The over-emphasis on the importance of screening, despite a lack of strong evidence, has been elevated to such a degree that some even equate screening with prevention of breast cancer. The National Breast Cancer Coalition hopes that today’s release of the US Preventive Services Task Force (USPSTF) revised recommendations will put the brakes on this run-away train and will put screening and its limitations into proper perspective.[more inside]
American Airlines fires AA.com designer for reaching out to customer 1.) Graphic designer and blogger has bad experience with AA.com, 2.) Designer mocks up AA.com page design and blogs about it, 3.) AA.com UX designer emails blogger with info about challenges the AA.com web team faces, 4.) Blogger posts UX designer's response (anonymously), 5.) American Airlines figures out who UX designer is and fires him/her for talking. [more inside]
Autumn, by Roger Ebert. The season of new beginnings and the forever-remembered smell of burning leaves. [more inside]
27 live recordings from the 1959 Newport Jazz Festival can be streamed for free at Wolfgang's Vault. Here's a few of the musicians you can listen to: Count Basie & His Orchestra, Dizzy Gillespie, The Modern Jazz Quartet, Oscar Peterson Trio and Thelonious Monk. Registration is required but it's oh so worth it. The New York Times has the backstory of how these recordings ended up at Wolfgang's Vault.
Neda Agha Soltan, killed on camera by a sniper's bullet, became the symbol of opposition to Iranian President Ahmadinejad this summer. Her boyfriend, Caspian Makan, who has just fled the country, talks to Arash Sahami and Angus Macqueen about their romance, his imprisonment after her death and his terrifying escape.
Seems a little early, but the American Family Association is gearing up for another round of Yuletide boycotting. You can check the "naughty or nice list for retailers to avoid. (Warning: AFA site is obnoxious- watch out for auto-play video). We’ve previously discussed AFA boycotts of Hallmark and Ford, which may or may not have had any impact. I guess even the "War on Christmas" isn’t immune to a little Christmas Creep.
Envisioning Chinese Society in the Late Nineteenth Century: Words and Images from the Dianshizhai Pictorial Very nice online presentation of translated content from the famed nineteenth century Shanghai pictorial journal (China's first); Dianshizhai (点石斋画报) was modelled on Britain's Punch and produced as a supplement for Shen Bao subscribers. Flash is used so elements in the cartoons can be clicked for further information: a young woman repels a thief with martial derring-do; a customer bilks on the bill in a street eatery in Hangzhou; small-town society and politics with the muddle-headed magistrate; a non-performing temple bell offers a chance for sceptical commentary on religion; the gentlemanly pastime of cricket-fighting.

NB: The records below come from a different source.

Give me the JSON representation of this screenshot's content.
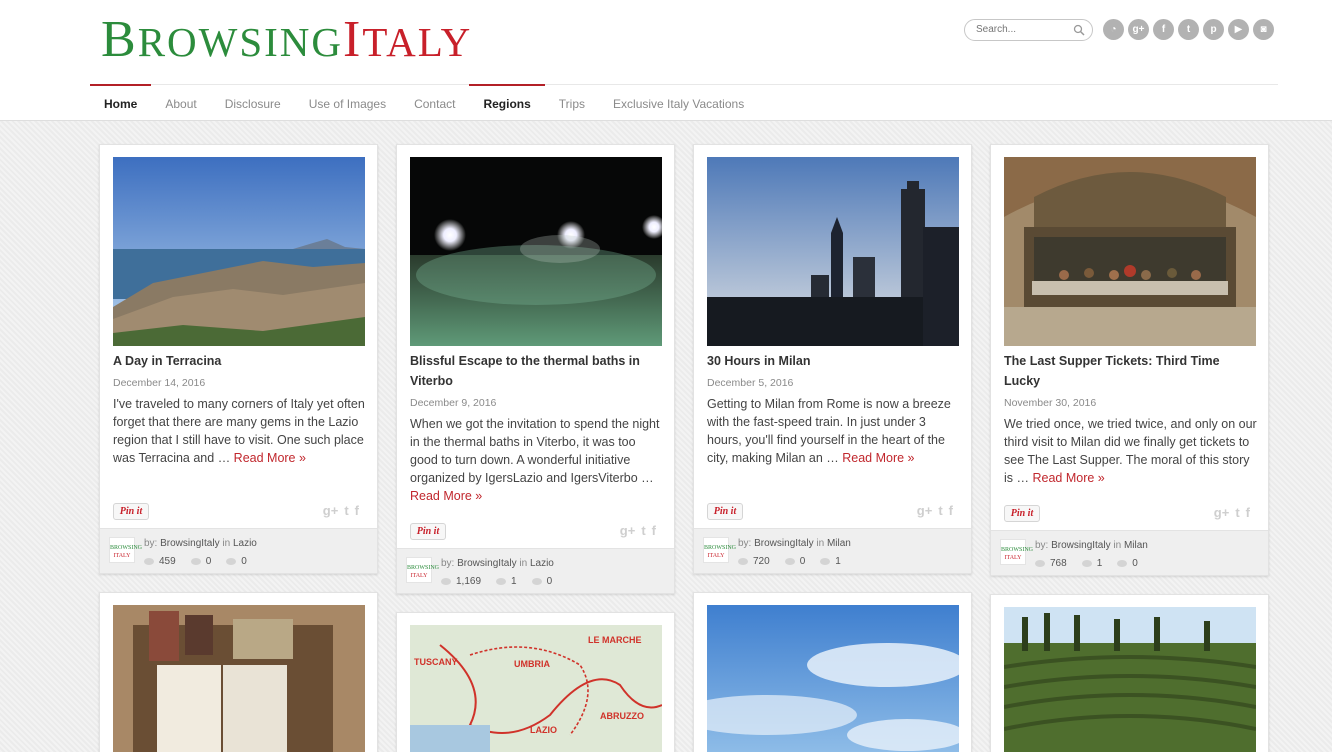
{
  "site": {
    "logo_text": "BROWSINGITALY",
    "search_placeholder": "Search...",
    "social_icons": [
      "rss-icon",
      "google-plus-icon",
      "facebook-icon",
      "twitter-icon",
      "pinterest-icon",
      "youtube-icon",
      "instagram-icon"
    ]
  },
  "nav": [
    {
      "label": "Home",
      "active": true
    },
    {
      "label": "About",
      "active": false
    },
    {
      "label": "Disclosure",
      "active": false
    },
    {
      "label": "Use of Images",
      "active": false
    },
    {
      "label": "Contact",
      "active": false
    },
    {
      "label": "Regions",
      "active": true
    },
    {
      "label": "Trips",
      "active": false
    },
    {
      "label": "Exclusive Italy Vacations",
      "active": false
    }
  ],
  "colors": {
    "brand_green": "#2c8c3c",
    "brand_red": "#c8202a",
    "link_red": "#c1272d"
  },
  "posts": [
    {
      "title": "A Day in Terracina",
      "date": "December 14, 2016",
      "excerpt": "I've traveled to many corners of Italy yet often forget that there are many gems in the Lazio region that I still have to visit. One such place was Terracina and … ",
      "read_more": "Read More »",
      "pin_label": "Pin it",
      "by_label": "by:",
      "author": "BrowsingItaly",
      "in_label": "in",
      "category": "Lazio",
      "views": "459",
      "comments": "0",
      "likes": "0"
    },
    {
      "title": "Blissful Escape to the thermal baths in Viterbo",
      "date": "December 9, 2016",
      "excerpt": "When we got the invitation to spend the night in the thermal baths in Viterbo, it was too good to turn down. A wonderful initiative organized by IgersLazio and IgersViterbo … ",
      "read_more": "Read More »",
      "pin_label": "Pin it",
      "by_label": "by:",
      "author": "BrowsingItaly",
      "in_label": "in",
      "category": "Lazio",
      "views": "1,169",
      "comments": "1",
      "likes": "0"
    },
    {
      "title": "30 Hours in Milan",
      "date": "December 5, 2016",
      "excerpt": "Getting to Milan from Rome is now a breeze with the fast-speed train. In just under 3 hours, you'll find yourself in the heart of the city, making Milan an … ",
      "read_more": "Read More »",
      "pin_label": "Pin it",
      "by_label": "by:",
      "author": "BrowsingItaly",
      "in_label": "in",
      "category": "Milan",
      "views": "720",
      "comments": "0",
      "likes": "1"
    },
    {
      "title": "The Last Supper Tickets: Third Time Lucky",
      "date": "November 30, 2016",
      "excerpt": "We tried once, we tried twice, and only on our third visit to Milan did we finally get tickets to see The Last Supper. The moral of this story is … ",
      "read_more": "Read More »",
      "pin_label": "Pin it",
      "by_label": "by:",
      "author": "BrowsingItaly",
      "in_label": "in",
      "category": "Milan",
      "views": "768",
      "comments": "1",
      "likes": "0"
    }
  ],
  "footer_logo": {
    "line1": "BROWSING",
    "line2": "ITALY"
  },
  "map_labels": [
    "LE MARCHE",
    "TUSCANY",
    "UMBRIA",
    "ABRUZZO",
    "LAZIO"
  ]
}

The New Oxford American Dictionary Word of the Year is.... UNFRIEND. That's right, the negation of the verbification of 'friend'. Well, it's not quite as cringe-worthy as some of the runners-up... Teabagger?!? And previous winners of this honor were Hypermiling (2008), Locavore (2007), Carbon-Neutral (2006) and Podcast (2005) (links include each year's finalists, including frugalista, staycation, bacn, mumblecore, Islamofascism, funner, lifehack and squick). Best comment about the WotY (so far)? "an unreliable yet fascinating barometer of tech". But, at risk of over-editorializing, these look more like candidates for the Banished Words List. Clearly better is the recent list of "A Word a Year, 1906-2006" from Oxford's website (if only for the invaluable perspective of time).